_Aim of the exercise_
Make an exact copy of every record that follows.

(Records for the task)

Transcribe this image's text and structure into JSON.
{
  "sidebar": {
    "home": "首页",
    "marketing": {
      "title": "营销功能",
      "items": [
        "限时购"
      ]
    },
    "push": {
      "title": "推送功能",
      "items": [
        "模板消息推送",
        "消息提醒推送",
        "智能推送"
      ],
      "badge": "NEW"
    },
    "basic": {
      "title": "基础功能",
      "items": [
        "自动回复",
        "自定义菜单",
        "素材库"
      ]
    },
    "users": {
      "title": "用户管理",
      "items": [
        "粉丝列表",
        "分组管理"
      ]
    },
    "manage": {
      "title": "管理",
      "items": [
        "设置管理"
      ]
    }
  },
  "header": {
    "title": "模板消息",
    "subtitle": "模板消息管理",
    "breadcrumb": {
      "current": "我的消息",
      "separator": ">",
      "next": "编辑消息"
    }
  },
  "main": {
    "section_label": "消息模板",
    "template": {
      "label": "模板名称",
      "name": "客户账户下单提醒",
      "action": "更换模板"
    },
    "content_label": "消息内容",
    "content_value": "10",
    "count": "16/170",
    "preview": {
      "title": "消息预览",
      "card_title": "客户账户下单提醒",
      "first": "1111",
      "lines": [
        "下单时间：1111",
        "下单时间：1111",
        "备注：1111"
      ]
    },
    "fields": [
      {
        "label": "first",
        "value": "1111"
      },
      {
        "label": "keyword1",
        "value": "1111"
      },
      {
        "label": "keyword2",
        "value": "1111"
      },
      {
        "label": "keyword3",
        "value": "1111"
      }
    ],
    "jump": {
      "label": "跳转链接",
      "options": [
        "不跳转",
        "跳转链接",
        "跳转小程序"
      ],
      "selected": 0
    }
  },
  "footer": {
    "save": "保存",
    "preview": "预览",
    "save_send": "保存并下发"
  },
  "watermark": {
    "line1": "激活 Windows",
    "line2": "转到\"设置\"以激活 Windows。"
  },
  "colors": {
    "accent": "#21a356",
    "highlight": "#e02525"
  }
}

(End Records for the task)

_Response to this task_
Transcribe this image's text and structure into JSON.
{
  "sidebar": {
    "home": "首页",
    "marketing": {
      "title": "营销功能",
      "items": [
        "限时购"
      ]
    },
    "push": {
      "title": "推送功能",
      "items": [
        "模板消息推送",
        "消息提醒推送",
        "智能推送"
      ],
      "badge": "NEW"
    },
    "basic": {
      "title": "基础功能",
      "items": [
        "自动回复",
        "自定义菜单",
        "素材库"
      ]
    },
    "users": {
      "title": "用户管理",
      "items": [
        "粉丝列表",
        "分组管理"
      ]
    },
    "manage": {
      "title": "管理",
      "items": [
        "设置管理"
      ]
    }
  },
  "header": {
    "title": "模板消息",
    "subtitle": "模板消息管理",
    "breadcrumb": {
      "current": "我的消息",
      "separator": ">",
      "next": "编辑消息"
    }
  },
  "main": {
    "section_label": "消息模板",
    "template": {
      "label": "模板名称",
      "name": "客户账户下单提醒",
      "action": "更换模板"
    },
    "content_label": "消息内容",
    "content_value": "10",
    "count": "16/170",
    "preview": {
      "title": "消息预览",
      "card_title": "客户账户下单提醒",
      "first": "1111",
      "lines": [
        "下单时间：1111",
        "下单时间：1111",
        "备注：1111"
      ]
    },
    "fields": [
      {
        "label": "first",
        "value": "1111"
      },
      {
        "label": "keyword1",
        "value": "1111"
      },
      {
        "label": "keyword2",
        "value": "1111"
      },
      {
        "label": "keyword3",
        "value": "1111"
      }
    ],
    "jump": {
      "label": "跳转链接",
      "options": [
        "不跳转",
        "跳转链接",
        "跳转小程序"
      ],
      "selected": 0
    }
  },
  "footer": {
    "save": "保存",
    "preview": "预览",
    "save_send": "保存并下发"
  },
  "watermark": {
    "line1": "激活 Windows",
    "line2": "转到\"设置\"以激活 Windows。"
  },
  "colors": {
    "accent": "#21a356",
    "highlight": "#e02525"
  }
}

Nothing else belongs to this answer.